* **WHAT TO DO**:
Go through the records below and restate each one word for word.

------------------------------

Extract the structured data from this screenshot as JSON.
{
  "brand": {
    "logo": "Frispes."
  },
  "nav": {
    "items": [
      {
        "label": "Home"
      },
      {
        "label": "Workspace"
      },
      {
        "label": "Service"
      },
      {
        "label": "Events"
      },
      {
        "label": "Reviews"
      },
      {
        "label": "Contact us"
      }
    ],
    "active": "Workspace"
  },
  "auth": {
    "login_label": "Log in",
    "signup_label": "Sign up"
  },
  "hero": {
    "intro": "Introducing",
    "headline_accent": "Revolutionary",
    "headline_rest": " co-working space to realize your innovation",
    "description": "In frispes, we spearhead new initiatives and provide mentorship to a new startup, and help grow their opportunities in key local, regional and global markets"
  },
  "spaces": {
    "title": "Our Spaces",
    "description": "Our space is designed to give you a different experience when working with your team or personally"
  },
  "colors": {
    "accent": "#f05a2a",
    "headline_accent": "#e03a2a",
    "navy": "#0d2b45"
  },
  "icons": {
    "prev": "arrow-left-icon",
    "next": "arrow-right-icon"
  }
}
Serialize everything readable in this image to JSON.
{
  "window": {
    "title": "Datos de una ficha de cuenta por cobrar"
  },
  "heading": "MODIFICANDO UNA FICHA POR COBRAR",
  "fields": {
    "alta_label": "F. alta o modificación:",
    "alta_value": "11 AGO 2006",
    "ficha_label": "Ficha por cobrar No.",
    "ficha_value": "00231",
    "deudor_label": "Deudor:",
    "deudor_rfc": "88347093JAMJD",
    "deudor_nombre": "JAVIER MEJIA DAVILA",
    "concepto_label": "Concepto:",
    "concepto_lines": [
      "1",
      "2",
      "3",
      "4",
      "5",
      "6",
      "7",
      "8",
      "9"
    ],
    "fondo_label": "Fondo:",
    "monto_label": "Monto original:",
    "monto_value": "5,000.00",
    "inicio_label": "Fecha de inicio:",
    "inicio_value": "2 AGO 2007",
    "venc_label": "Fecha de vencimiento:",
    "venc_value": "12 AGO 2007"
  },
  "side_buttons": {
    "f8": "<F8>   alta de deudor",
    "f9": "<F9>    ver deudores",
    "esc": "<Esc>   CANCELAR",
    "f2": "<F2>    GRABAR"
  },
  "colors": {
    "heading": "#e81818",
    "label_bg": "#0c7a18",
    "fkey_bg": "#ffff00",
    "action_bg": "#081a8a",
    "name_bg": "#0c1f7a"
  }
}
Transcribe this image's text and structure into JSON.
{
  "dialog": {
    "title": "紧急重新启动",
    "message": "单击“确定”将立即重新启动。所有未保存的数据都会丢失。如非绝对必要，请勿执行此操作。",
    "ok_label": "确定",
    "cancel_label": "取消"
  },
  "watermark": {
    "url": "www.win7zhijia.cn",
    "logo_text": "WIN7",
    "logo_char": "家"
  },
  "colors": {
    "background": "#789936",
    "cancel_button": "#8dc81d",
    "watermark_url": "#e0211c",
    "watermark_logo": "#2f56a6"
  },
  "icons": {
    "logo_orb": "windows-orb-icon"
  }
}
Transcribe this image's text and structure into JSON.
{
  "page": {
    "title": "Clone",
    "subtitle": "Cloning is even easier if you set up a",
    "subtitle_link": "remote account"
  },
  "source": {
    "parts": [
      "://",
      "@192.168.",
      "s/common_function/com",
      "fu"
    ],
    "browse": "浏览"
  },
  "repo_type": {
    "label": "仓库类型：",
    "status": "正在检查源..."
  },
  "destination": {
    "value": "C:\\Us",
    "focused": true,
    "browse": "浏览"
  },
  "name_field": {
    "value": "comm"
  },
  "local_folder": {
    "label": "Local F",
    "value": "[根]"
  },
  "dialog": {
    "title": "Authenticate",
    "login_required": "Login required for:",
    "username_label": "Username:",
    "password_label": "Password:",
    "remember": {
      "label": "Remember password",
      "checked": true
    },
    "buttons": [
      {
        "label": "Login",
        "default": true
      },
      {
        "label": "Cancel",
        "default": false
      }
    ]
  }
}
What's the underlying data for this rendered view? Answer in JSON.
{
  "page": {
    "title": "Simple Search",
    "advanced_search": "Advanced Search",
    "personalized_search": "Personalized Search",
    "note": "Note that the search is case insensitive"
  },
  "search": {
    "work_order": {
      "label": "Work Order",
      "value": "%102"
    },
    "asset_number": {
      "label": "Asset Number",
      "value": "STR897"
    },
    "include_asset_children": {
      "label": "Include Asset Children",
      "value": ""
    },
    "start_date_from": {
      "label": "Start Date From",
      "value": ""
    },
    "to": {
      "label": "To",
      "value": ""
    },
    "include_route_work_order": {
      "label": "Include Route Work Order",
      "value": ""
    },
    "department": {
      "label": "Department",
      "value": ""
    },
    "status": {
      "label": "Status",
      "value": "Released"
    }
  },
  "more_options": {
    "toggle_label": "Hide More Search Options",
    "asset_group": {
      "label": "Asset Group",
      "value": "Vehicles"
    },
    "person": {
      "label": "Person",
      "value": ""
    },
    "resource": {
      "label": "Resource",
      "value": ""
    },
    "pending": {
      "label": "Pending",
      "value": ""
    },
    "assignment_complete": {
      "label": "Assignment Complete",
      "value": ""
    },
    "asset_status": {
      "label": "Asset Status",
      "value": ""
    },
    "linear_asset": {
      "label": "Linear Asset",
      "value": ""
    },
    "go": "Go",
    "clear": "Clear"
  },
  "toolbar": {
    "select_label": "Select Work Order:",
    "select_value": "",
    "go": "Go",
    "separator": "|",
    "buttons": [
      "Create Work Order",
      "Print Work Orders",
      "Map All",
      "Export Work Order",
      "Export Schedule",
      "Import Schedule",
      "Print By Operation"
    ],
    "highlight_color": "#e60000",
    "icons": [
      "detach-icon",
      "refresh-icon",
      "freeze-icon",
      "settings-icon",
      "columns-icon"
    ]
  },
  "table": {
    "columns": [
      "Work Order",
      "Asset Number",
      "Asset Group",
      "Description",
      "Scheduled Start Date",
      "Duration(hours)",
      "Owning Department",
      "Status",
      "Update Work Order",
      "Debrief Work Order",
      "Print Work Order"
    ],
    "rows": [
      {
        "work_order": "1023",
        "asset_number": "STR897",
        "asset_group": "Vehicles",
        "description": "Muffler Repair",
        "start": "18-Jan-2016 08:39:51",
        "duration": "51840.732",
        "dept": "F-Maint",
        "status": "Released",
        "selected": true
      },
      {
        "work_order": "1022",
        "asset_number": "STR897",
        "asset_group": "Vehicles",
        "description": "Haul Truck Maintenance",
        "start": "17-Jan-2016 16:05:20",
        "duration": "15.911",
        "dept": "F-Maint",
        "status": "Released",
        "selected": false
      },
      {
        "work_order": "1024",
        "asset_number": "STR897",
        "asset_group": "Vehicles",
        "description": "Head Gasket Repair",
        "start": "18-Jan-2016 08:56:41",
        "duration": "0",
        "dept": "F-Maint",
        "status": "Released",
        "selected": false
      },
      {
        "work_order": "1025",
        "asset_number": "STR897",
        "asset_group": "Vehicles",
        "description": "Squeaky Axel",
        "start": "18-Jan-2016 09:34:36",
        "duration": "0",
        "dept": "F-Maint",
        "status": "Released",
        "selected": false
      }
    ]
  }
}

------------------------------

* **TASK ANSWER**:
Extract the structured data from this screenshot as JSON.
{
  "brand": {
    "logo": "Frispes."
  },
  "nav": {
    "items": [
      {
        "label": "Home"
      },
      {
        "label": "Workspace"
      },
      {
        "label": "Service"
      },
      {
        "label": "Events"
      },
      {
        "label": "Reviews"
      },
      {
        "label": "Contact us"
      }
    ],
    "active": "Workspace"
  },
  "auth": {
    "login_label": "Log in",
    "signup_label": "Sign up"
  },
  "hero": {
    "intro": "Introducing",
    "headline_accent": "Revolutionary",
    "headline_rest": " co-working space to realize your innovation",
    "description": "In frispes, we spearhead new initiatives and provide mentorship to a new startup, and help grow their opportunities in key local, regional and global markets"
  },
  "spaces": {
    "title": "Our Spaces",
    "description": "Our space is designed to give you a different experience when working with your team or personally"
  },
  "colors": {
    "accent": "#f05a2a",
    "headline_accent": "#e03a2a",
    "navy": "#0d2b45"
  },
  "icons": {
    "prev": "arrow-left-icon",
    "next": "arrow-right-icon"
  }
}
Serialize everything readable in this image to JSON.
{
  "window": {
    "title": "Datos de una ficha de cuenta por cobrar"
  },
  "heading": "MODIFICANDO UNA FICHA POR COBRAR",
  "fields": {
    "alta_label": "F. alta o modificación:",
    "alta_value": "11 AGO 2006",
    "ficha_label": "Ficha por cobrar No.",
    "ficha_value": "00231",
    "deudor_label": "Deudor:",
    "deudor_rfc": "88347093JAMJD",
    "deudor_nombre": "JAVIER MEJIA DAVILA",
    "concepto_label": "Concepto:",
    "concepto_lines": [
      "1",
      "2",
      "3",
      "4",
      "5",
      "6",
      "7",
      "8",
      "9"
    ],
    "fondo_label": "Fondo:",
    "monto_label": "Monto original:",
    "monto_value": "5,000.00",
    "inicio_label": "Fecha de inicio:",
    "inicio_value": "2 AGO 2007",
    "venc_label": "Fecha de vencimiento:",
    "venc_value": "12 AGO 2007"
  },
  "side_buttons": {
    "f8": "<F8>   alta de deudor",
    "f9": "<F9>    ver deudores",
    "esc": "<Esc>   CANCELAR",
    "f2": "<F2>    GRABAR"
  },
  "colors": {
    "heading": "#e81818",
    "label_bg": "#0c7a18",
    "fkey_bg": "#ffff00",
    "action_bg": "#081a8a",
    "name_bg": "#0c1f7a"
  }
}
Transcribe this image's text and structure into JSON.
{
  "dialog": {
    "title": "紧急重新启动",
    "message": "单击“确定”将立即重新启动。所有未保存的数据都会丢失。如非绝对必要，请勿执行此操作。",
    "ok_label": "确定",
    "cancel_label": "取消"
  },
  "watermark": {
    "url": "www.win7zhijia.cn",
    "logo_text": "WIN7",
    "logo_char": "家"
  },
  "colors": {
    "background": "#789936",
    "cancel_button": "#8dc81d",
    "watermark_url": "#e0211c",
    "watermark_logo": "#2f56a6"
  },
  "icons": {
    "logo_orb": "windows-orb-icon"
  }
}
Transcribe this image's text and structure into JSON.
{
  "page": {
    "title": "Clone",
    "subtitle": "Cloning is even easier if you set up a",
    "subtitle_link": "remote account"
  },
  "source": {
    "parts": [
      "://",
      "@192.168.",
      "s/common_function/com",
      "fu"
    ],
    "browse": "浏览"
  },
  "repo_type": {
    "label": "仓库类型：",
    "status": "正在检查源..."
  },
  "destination": {
    "value": "C:\\Us",
    "focused": true,
    "browse": "浏览"
  },
  "name_field": {
    "value": "comm"
  },
  "local_folder": {
    "label": "Local F",
    "value": "[根]"
  },
  "dialog": {
    "title": "Authenticate",
    "login_required": "Login required for:",
    "username_label": "Username:",
    "password_label": "Password:",
    "remember": {
      "label": "Remember password",
      "checked": true
    },
    "buttons": [
      {
        "label": "Login",
        "default": true
      },
      {
        "label": "Cancel",
        "default": false
      }
    ]
  }
}
What's the underlying data for this rendered view? Answer in JSON.
{
  "page": {
    "title": "Simple Search",
    "advanced_search": "Advanced Search",
    "personalized_search": "Personalized Search",
    "note": "Note that the search is case insensitive"
  },
  "search": {
    "work_order": {
      "label": "Work Order",
      "value": "%102"
    },
    "asset_number": {
      "label": "Asset Number",
      "value": "STR897"
    },
    "include_asset_children": {
      "label": "Include Asset Children",
      "value": ""
    },
    "start_date_from": {
      "label": "Start Date From",
      "value": ""
    },
    "to": {
      "label": "To",
      "value": ""
    },
    "include_route_work_order": {
      "label": "Include Route Work Order",
      "value": ""
    },
    "department": {
      "label": "Department",
      "value": ""
    },
    "status": {
      "label": "Status",
      "value": "Released"
    }
  },
  "more_options": {
    "toggle_label": "Hide More Search Options",
    "asset_group": {
      "label": "Asset Group",
      "value": "Vehicles"
    },
    "person": {
      "label": "Person",
      "value": ""
    },
    "resource": {
      "label": "Resource",
      "value": ""
    },
    "pending": {
      "label": "Pending",
      "value": ""
    },
    "assignment_complete": {
      "label": "Assignment Complete",
      "value": ""
    },
    "asset_status": {
      "label": "Asset Status",
      "value": ""
    },
    "linear_asset": {
      "label": "Linear Asset",
      "value": ""
    },
    "go": "Go",
    "clear": "Clear"
  },
  "toolbar": {
    "select_label": "Select Work Order:",
    "select_value": "",
    "go": "Go",
    "separator": "|",
    "buttons": [
      "Create Work Order",
      "Print Work Orders",
      "Map All",
      "Export Work Order",
      "Export Schedule",
      "Import Schedule",
      "Print By Operation"
    ],
    "highlight_color": "#e60000",
    "icons": [
      "detach-icon",
      "refresh-icon",
      "freeze-icon",
      "settings-icon",
      "columns-icon"
    ]
  },
  "table": {
    "columns": [
      "Work Order",
      "Asset Number",
      "Asset Group",
      "Description",
      "Scheduled Start Date",
      "Duration(hours)",
      "Owning Department",
      "Status",
      "Update Work Order",
      "Debrief Work Order",
      "Print Work Order"
    ],
    "rows": [
      {
        "work_order": "1023",
        "asset_number": "STR897",
        "asset_group": "Vehicles",
        "description": "Muffler Repair",
        "start": "18-Jan-2016 08:39:51",
        "duration": "51840.732",
        "dept": "F-Maint",
        "status": "Released",
        "selected": true
      },
      {
        "work_order": "1022",
        "asset_number": "STR897",
        "asset_group": "Vehicles",
        "description": "Haul Truck Maintenance",
        "start": "17-Jan-2016 16:05:20",
        "duration": "15.911",
        "dept": "F-Maint",
        "status": "Released",
        "selected": false
      },
      {
        "work_order": "1024",
        "asset_number": "STR897",
        "asset_group": "Vehicles",
        "description": "Head Gasket Repair",
        "start": "18-Jan-2016 08:56:41",
        "duration": "0",
        "dept": "F-Maint",
        "status": "Released",
        "selected": false
      },
      {
        "work_order": "1025",
        "asset_number": "STR897",
        "asset_group": "Vehicles",
        "description": "Squeaky Axel",
        "start": "18-Jan-2016 09:34:36",
        "duration": "0",
        "dept": "F-Maint",
        "status": "Released",
        "selected": false
      }
    ]
  }
}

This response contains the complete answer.